I’ve had this conversation before, but I think especially for those of us with more than one or two children, those of us who consider ourselves home educators or homemakers as well as stay-at-home mothers, sooner or later we are going to have to confront the incompatibility between upper-middle-class, full-time helicopter parenting and a sort of older model of mothering. It’s just logistically impossible to have an eye on all the kids, all the time, when there are three or five or six of them, when one of them needs a reading lesson, when you’re pregnant and need a nap yourself. In the same NPR interview, Brooks observes this disparity, noting, “I think that the expectation on parents has changed from giving your children shelter, and love, and support, and guidance, to this idea that observation and structure and sort of watching them all the time — that that’s what a good parent does.”
We all know what she’s talking about. Even my most excellent mother, she of the Elizabeth Smart fears, let me do things that aren’t always kosher today: to haunt the treehouse out of her line of sight at 5 or 6, to wander the woods a block up the street at 10 or so, to walk to the bus stop in pitch dark as a 90-pound high schooler. She did not interfere with the useless and messy things I created from glue and trash, nor did she monitor my reading more than to let me summarize it in mind-numbing detail to her.
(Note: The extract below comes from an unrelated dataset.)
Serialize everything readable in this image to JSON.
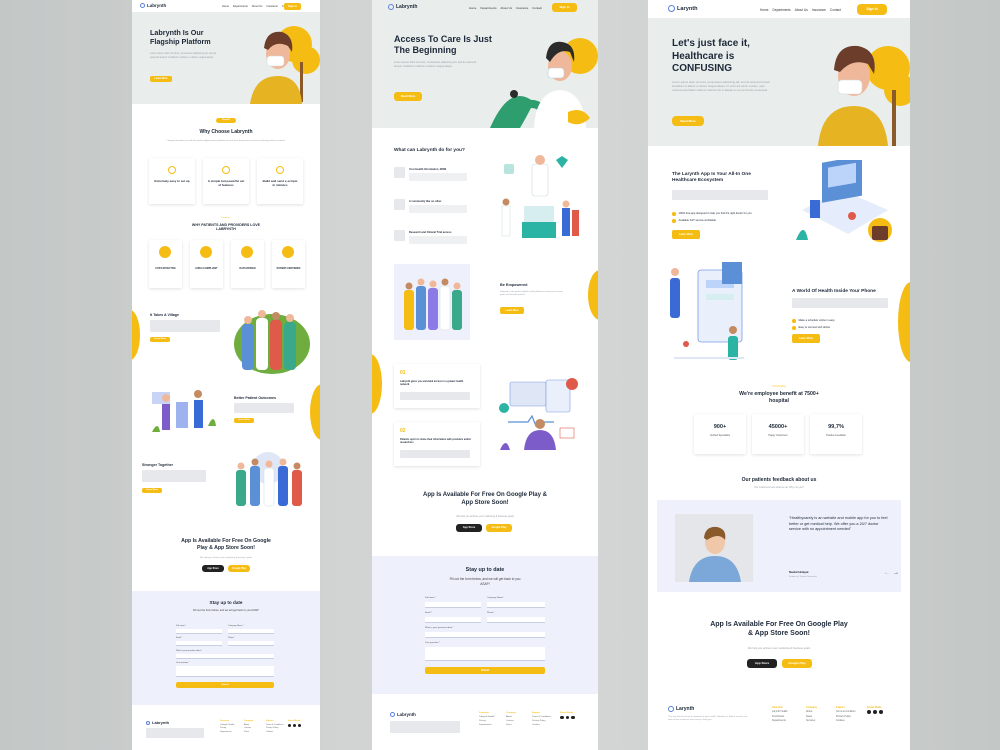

And how much more of the world was open to children of her generation!
So, here are a list of things I ( am trying to) fear more than child abduction or my kid getting run over by a car:
- One of my kids having a panic attack at college because she can’t handle the unfamiliar weight of responsibility.
- One of my kids developing diabetes because I never let them play outside unsupervised
- One of my kids being the kind of middle schooler who sheds friends even faster than outgrown shoes because she can’t negotiate disagreements without a parent stepping in.
- One of my kids slipping into a spiral of depression when she doesn’t get the job/college acceptance/team slot because I’ve protected her from small failures so that she’s never developed resilience.
- One of my kids dying in an equally improbable natural disaster because he has no sense of independence to fall back on.
And I’m trying to take heart. To remember that many of the mothers I admire have slightly older self-sufficient children who manage independence and responsibilities beautifully, but that maybe that transition was not easy or automatic for my friends. To plot out the steps between a babyhood snuggled against my chest and a childhood of wonder and freedom and security and adventure, knowing that with my personality and my cultural milieu, such a transformation isn’t inevitable. To refuse to judge the mother of the twelve-year-old at the library (WAIT, IS HE TEN?!) as he gets onto his bike and pedals off by himself alone, even if I think to myself: well, at least he’s wearing a helmet.